Work instruction: Reproduce every line of the material, exactly as given.
*** Exercise data ***
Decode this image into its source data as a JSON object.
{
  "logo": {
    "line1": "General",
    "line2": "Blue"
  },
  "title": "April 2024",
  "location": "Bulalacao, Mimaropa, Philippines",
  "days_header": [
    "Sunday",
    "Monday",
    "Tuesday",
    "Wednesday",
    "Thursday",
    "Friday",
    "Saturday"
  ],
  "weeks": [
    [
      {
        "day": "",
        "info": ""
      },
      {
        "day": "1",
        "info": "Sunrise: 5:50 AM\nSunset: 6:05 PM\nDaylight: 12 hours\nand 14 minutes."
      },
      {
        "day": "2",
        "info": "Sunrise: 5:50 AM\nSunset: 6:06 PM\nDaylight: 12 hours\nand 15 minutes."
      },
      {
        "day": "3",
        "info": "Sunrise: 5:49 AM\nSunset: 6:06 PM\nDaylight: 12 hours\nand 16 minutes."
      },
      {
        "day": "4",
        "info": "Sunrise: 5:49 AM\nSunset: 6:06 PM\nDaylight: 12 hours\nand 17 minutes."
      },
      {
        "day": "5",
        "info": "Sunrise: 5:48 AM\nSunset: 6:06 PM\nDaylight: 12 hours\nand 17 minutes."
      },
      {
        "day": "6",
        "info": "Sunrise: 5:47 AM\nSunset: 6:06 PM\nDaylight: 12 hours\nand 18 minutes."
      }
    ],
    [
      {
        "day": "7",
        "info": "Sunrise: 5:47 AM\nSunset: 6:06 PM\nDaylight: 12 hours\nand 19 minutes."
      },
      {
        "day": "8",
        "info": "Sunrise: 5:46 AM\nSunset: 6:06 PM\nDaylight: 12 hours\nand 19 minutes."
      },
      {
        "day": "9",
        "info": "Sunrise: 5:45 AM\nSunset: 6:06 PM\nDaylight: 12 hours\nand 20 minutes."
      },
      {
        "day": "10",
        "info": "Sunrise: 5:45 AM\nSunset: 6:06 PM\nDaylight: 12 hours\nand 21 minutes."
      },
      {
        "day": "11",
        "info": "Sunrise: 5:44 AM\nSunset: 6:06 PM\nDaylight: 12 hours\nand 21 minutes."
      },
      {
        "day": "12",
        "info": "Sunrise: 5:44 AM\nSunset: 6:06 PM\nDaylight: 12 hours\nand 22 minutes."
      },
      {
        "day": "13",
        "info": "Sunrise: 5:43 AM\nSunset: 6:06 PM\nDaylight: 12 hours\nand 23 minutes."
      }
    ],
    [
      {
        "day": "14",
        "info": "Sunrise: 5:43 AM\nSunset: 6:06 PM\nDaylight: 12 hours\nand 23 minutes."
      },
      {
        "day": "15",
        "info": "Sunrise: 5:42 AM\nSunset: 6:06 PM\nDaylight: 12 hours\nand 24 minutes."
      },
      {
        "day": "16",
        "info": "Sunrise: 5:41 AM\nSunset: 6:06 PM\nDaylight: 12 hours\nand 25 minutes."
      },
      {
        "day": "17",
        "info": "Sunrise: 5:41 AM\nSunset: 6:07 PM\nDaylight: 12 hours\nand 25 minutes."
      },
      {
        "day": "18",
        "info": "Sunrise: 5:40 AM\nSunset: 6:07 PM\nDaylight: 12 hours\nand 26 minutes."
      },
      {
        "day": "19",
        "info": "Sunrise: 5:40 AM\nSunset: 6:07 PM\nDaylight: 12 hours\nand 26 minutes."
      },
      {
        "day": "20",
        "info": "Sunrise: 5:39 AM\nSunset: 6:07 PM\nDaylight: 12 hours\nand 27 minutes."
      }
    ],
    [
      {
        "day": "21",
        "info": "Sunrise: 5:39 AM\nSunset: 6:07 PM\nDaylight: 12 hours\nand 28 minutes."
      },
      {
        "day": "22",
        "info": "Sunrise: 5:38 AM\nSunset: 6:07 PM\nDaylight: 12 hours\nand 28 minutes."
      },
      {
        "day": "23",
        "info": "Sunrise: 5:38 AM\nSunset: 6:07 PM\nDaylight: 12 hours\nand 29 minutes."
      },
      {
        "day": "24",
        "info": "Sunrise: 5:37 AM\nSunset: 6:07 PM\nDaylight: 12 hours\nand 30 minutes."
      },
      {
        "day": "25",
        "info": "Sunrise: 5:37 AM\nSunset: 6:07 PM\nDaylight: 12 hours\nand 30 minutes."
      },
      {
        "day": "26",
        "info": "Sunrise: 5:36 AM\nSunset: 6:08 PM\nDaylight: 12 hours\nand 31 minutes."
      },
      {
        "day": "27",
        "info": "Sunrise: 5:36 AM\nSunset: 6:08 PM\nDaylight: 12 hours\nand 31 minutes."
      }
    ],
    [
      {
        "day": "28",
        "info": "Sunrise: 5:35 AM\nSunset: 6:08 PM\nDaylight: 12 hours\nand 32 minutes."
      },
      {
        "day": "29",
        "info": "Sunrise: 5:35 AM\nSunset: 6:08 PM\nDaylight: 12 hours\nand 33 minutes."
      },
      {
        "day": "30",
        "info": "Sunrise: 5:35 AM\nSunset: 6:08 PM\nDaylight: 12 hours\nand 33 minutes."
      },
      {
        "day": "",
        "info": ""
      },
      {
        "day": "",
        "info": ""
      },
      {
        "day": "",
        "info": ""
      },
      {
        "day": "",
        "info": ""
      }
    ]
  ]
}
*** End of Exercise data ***
Problem solution:
Decode this image into its source data as a JSON object.
{
  "logo": {
    "line1": "General",
    "line2": "Blue"
  },
  "title": "April 2024",
  "location": "Bulalacao, Mimaropa, Philippines",
  "days_header": [
    "Sunday",
    "Monday",
    "Tuesday",
    "Wednesday",
    "Thursday",
    "Friday",
    "Saturday"
  ],
  "weeks": [
    [
      {
        "day": "",
        "info": ""
      },
      {
        "day": "1",
        "info": "Sunrise: 5:50 AM\nSunset: 6:05 PM\nDaylight: 12 hours\nand 14 minutes."
      },
      {
        "day": "2",
        "info": "Sunrise: 5:50 AM\nSunset: 6:06 PM\nDaylight: 12 hours\nand 15 minutes."
      },
      {
        "day": "3",
        "info": "Sunrise: 5:49 AM\nSunset: 6:06 PM\nDaylight: 12 hours\nand 16 minutes."
      },
      {
        "day": "4",
        "info": "Sunrise: 5:49 AM\nSunset: 6:06 PM\nDaylight: 12 hours\nand 17 minutes."
      },
      {
        "day": "5",
        "info": "Sunrise: 5:48 AM\nSunset: 6:06 PM\nDaylight: 12 hours\nand 17 minutes."
      },
      {
        "day": "6",
        "info": "Sunrise: 5:47 AM\nSunset: 6:06 PM\nDaylight: 12 hours\nand 18 minutes."
      }
    ],
    [
      {
        "day": "7",
        "info": "Sunrise: 5:47 AM\nSunset: 6:06 PM\nDaylight: 12 hours\nand 19 minutes."
      },
      {
        "day": "8",
        "info": "Sunrise: 5:46 AM\nSunset: 6:06 PM\nDaylight: 12 hours\nand 19 minutes."
      },
      {
        "day": "9",
        "info": "Sunrise: 5:45 AM\nSunset: 6:06 PM\nDaylight: 12 hours\nand 20 minutes."
      },
      {
        "day": "10",
        "info": "Sunrise: 5:45 AM\nSunset: 6:06 PM\nDaylight: 12 hours\nand 21 minutes."
      },
      {
        "day": "11",
        "info": "Sunrise: 5:44 AM\nSunset: 6:06 PM\nDaylight: 12 hours\nand 21 minutes."
      },
      {
        "day": "12",
        "info": "Sunrise: 5:44 AM\nSunset: 6:06 PM\nDaylight: 12 hours\nand 22 minutes."
      },
      {
        "day": "13",
        "info": "Sunrise: 5:43 AM\nSunset: 6:06 PM\nDaylight: 12 hours\nand 23 minutes."
      }
    ],
    [
      {
        "day": "14",
        "info": "Sunrise: 5:43 AM\nSunset: 6:06 PM\nDaylight: 12 hours\nand 23 minutes."
      },
      {
        "day": "15",
        "info": "Sunrise: 5:42 AM\nSunset: 6:06 PM\nDaylight: 12 hours\nand 24 minutes."
      },
      {
        "day": "16",
        "info": "Sunrise: 5:41 AM\nSunset: 6:06 PM\nDaylight: 12 hours\nand 25 minutes."
      },
      {
        "day": "17",
        "info": "Sunrise: 5:41 AM\nSunset: 6:07 PM\nDaylight: 12 hours\nand 25 minutes."
      },
      {
        "day": "18",
        "info": "Sunrise: 5:40 AM\nSunset: 6:07 PM\nDaylight: 12 hours\nand 26 minutes."
      },
      {
        "day": "19",
        "info": "Sunrise: 5:40 AM\nSunset: 6:07 PM\nDaylight: 12 hours\nand 26 minutes."
      },
      {
        "day": "20",
        "info": "Sunrise: 5:39 AM\nSunset: 6:07 PM\nDaylight: 12 hours\nand 27 minutes."
      }
    ],
    [
      {
        "day": "21",
        "info": "Sunrise: 5:39 AM\nSunset: 6:07 PM\nDaylight: 12 hours\nand 28 minutes."
      },
      {
        "day": "22",
        "info": "Sunrise: 5:38 AM\nSunset: 6:07 PM\nDaylight: 12 hours\nand 28 minutes."
      },
      {
        "day": "23",
        "info": "Sunrise: 5:38 AM\nSunset: 6:07 PM\nDaylight: 12 hours\nand 29 minutes."
      },
      {
        "day": "24",
        "info": "Sunrise: 5:37 AM\nSunset: 6:07 PM\nDaylight: 12 hours\nand 30 minutes."
      },
      {
        "day": "25",
        "info": "Sunrise: 5:37 AM\nSunset: 6:07 PM\nDaylight: 12 hours\nand 30 minutes."
      },
      {
        "day": "26",
        "info": "Sunrise: 5:36 AM\nSunset: 6:08 PM\nDaylight: 12 hours\nand 31 minutes."
      },
      {
        "day": "27",
        "info": "Sunrise: 5:36 AM\nSunset: 6:08 PM\nDaylight: 12 hours\nand 31 minutes."
      }
    ],
    [
      {
        "day": "28",
        "info": "Sunrise: 5:35 AM\nSunset: 6:08 PM\nDaylight: 12 hours\nand 32 minutes."
      },
      {
        "day": "29",
        "info": "Sunrise: 5:35 AM\nSunset: 6:08 PM\nDaylight: 12 hours\nand 33 minutes."
      },
      {
        "day": "30",
        "info": "Sunrise: 5:35 AM\nSunset: 6:08 PM\nDaylight: 12 hours\nand 33 minutes."
      },
      {
        "day": "",
        "info": ""
      },
      {
        "day": "",
        "info": ""
      },
      {
        "day": "",
        "info": ""
      },
      {
        "day": "",
        "info": ""
      }
    ]
  ]
}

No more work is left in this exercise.